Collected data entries
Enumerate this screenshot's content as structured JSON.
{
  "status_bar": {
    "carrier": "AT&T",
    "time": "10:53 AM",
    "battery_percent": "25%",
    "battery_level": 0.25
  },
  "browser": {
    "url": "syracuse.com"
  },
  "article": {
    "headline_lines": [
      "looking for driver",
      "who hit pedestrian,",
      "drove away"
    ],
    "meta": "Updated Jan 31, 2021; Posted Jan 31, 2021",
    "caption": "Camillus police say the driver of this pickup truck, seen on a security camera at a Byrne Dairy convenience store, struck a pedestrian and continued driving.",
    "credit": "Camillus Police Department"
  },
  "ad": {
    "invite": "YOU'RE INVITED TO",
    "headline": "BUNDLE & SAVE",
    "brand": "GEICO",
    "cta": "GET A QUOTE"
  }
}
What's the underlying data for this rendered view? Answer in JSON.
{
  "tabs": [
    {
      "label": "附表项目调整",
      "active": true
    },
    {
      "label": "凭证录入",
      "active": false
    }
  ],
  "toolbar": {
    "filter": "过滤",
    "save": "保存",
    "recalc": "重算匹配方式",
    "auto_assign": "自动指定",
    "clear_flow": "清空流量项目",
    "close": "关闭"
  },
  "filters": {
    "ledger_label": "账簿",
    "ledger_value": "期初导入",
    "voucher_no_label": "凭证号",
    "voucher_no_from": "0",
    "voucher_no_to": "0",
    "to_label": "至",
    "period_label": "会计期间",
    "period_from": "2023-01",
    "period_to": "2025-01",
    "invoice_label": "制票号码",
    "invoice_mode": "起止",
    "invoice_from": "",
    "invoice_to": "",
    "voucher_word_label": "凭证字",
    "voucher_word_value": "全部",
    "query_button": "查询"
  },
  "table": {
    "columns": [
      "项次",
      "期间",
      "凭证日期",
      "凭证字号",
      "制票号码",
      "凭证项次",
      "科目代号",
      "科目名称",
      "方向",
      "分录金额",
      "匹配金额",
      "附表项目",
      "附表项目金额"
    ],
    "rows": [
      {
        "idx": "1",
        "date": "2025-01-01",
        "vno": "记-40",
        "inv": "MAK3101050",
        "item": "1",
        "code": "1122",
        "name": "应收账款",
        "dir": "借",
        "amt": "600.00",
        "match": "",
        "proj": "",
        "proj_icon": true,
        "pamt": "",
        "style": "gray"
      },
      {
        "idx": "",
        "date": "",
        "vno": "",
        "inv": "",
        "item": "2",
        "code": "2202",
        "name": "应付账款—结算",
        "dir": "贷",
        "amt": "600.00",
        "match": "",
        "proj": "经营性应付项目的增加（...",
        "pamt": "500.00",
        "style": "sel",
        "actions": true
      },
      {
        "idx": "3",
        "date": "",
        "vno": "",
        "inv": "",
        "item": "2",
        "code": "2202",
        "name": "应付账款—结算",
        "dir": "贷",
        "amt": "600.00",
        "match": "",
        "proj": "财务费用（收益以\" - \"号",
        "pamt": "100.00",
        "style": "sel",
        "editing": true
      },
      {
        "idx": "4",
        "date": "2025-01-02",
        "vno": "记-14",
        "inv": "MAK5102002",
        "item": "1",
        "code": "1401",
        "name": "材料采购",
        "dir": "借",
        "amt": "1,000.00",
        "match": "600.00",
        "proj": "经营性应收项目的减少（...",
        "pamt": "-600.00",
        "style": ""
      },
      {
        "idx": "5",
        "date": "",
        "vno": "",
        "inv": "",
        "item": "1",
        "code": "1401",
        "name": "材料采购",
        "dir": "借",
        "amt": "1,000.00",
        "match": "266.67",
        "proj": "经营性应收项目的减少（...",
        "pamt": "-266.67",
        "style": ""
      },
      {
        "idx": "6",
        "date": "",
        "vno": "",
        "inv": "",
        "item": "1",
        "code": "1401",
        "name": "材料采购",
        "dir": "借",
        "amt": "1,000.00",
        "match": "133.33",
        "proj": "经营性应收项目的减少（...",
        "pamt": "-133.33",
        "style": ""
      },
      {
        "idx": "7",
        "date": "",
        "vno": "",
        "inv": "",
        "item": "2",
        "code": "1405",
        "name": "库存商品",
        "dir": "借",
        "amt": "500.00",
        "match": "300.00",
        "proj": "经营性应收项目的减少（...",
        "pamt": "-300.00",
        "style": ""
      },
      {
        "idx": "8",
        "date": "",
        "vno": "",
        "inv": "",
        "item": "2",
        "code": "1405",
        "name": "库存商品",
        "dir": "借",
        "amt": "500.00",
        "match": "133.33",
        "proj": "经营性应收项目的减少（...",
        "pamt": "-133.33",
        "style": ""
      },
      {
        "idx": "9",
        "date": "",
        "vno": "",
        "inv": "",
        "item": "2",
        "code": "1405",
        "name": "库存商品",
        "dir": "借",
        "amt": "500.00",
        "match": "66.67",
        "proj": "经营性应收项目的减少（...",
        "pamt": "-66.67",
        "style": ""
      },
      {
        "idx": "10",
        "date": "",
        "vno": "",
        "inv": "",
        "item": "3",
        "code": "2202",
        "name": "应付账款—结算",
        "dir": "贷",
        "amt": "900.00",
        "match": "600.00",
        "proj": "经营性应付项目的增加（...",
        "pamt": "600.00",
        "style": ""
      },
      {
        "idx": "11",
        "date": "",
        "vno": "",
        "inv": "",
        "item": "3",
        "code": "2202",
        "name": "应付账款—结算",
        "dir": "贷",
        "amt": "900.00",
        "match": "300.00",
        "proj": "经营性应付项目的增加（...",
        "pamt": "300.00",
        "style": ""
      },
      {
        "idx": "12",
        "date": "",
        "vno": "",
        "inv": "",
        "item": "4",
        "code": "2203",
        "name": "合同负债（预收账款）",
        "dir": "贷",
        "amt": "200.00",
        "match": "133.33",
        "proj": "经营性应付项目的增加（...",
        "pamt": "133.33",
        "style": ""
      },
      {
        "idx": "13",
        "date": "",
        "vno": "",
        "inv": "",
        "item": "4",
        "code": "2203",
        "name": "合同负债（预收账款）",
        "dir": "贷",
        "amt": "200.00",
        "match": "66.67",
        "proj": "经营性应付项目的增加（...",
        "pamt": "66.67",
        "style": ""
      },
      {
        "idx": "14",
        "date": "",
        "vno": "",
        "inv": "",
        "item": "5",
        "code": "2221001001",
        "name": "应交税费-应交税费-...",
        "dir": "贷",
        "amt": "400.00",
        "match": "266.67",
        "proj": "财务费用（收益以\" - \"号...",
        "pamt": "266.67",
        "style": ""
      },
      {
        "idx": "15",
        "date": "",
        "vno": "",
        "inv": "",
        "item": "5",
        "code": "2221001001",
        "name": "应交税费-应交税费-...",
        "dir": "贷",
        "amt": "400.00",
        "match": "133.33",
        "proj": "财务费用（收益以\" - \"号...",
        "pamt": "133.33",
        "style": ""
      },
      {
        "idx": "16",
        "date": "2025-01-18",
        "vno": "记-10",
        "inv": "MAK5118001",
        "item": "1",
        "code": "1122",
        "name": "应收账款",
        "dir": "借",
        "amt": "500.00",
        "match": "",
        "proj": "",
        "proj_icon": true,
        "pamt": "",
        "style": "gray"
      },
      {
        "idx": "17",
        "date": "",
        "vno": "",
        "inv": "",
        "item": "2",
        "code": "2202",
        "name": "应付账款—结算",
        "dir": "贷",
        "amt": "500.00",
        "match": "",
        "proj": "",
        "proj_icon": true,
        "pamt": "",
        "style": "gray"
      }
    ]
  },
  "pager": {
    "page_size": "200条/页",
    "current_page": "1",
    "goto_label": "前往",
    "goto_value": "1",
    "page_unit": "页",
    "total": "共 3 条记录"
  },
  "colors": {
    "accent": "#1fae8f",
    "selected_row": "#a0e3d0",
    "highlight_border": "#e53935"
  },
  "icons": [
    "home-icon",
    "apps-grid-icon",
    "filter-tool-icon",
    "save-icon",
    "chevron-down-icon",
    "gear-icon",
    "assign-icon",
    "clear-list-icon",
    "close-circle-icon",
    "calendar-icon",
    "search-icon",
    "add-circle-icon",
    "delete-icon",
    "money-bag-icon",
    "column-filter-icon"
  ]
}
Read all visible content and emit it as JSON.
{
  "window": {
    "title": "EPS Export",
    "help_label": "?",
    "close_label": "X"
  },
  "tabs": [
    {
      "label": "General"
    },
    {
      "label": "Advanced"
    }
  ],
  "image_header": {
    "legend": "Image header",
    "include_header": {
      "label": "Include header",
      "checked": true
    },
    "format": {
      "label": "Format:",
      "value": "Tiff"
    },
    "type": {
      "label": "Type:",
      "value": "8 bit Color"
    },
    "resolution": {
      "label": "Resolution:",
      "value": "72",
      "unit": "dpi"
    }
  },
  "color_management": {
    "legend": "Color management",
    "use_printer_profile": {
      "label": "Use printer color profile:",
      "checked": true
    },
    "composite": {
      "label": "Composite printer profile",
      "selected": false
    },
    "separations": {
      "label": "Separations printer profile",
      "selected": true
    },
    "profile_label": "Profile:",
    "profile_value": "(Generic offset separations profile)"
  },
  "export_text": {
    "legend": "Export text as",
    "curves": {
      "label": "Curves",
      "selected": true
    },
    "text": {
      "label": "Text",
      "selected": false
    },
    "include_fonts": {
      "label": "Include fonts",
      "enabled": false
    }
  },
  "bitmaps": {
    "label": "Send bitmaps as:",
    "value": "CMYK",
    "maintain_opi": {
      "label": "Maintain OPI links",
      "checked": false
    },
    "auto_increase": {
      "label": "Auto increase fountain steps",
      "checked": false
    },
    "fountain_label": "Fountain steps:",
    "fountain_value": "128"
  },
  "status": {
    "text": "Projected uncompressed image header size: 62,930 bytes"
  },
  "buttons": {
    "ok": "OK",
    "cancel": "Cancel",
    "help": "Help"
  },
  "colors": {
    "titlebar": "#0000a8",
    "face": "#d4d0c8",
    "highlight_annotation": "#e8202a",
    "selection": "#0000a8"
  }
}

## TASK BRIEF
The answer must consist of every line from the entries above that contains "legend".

## SOLUTION TO THE EXERCISE
    "legend": "Image header",
    "legend": "Color management",
    "legend": "Export text as",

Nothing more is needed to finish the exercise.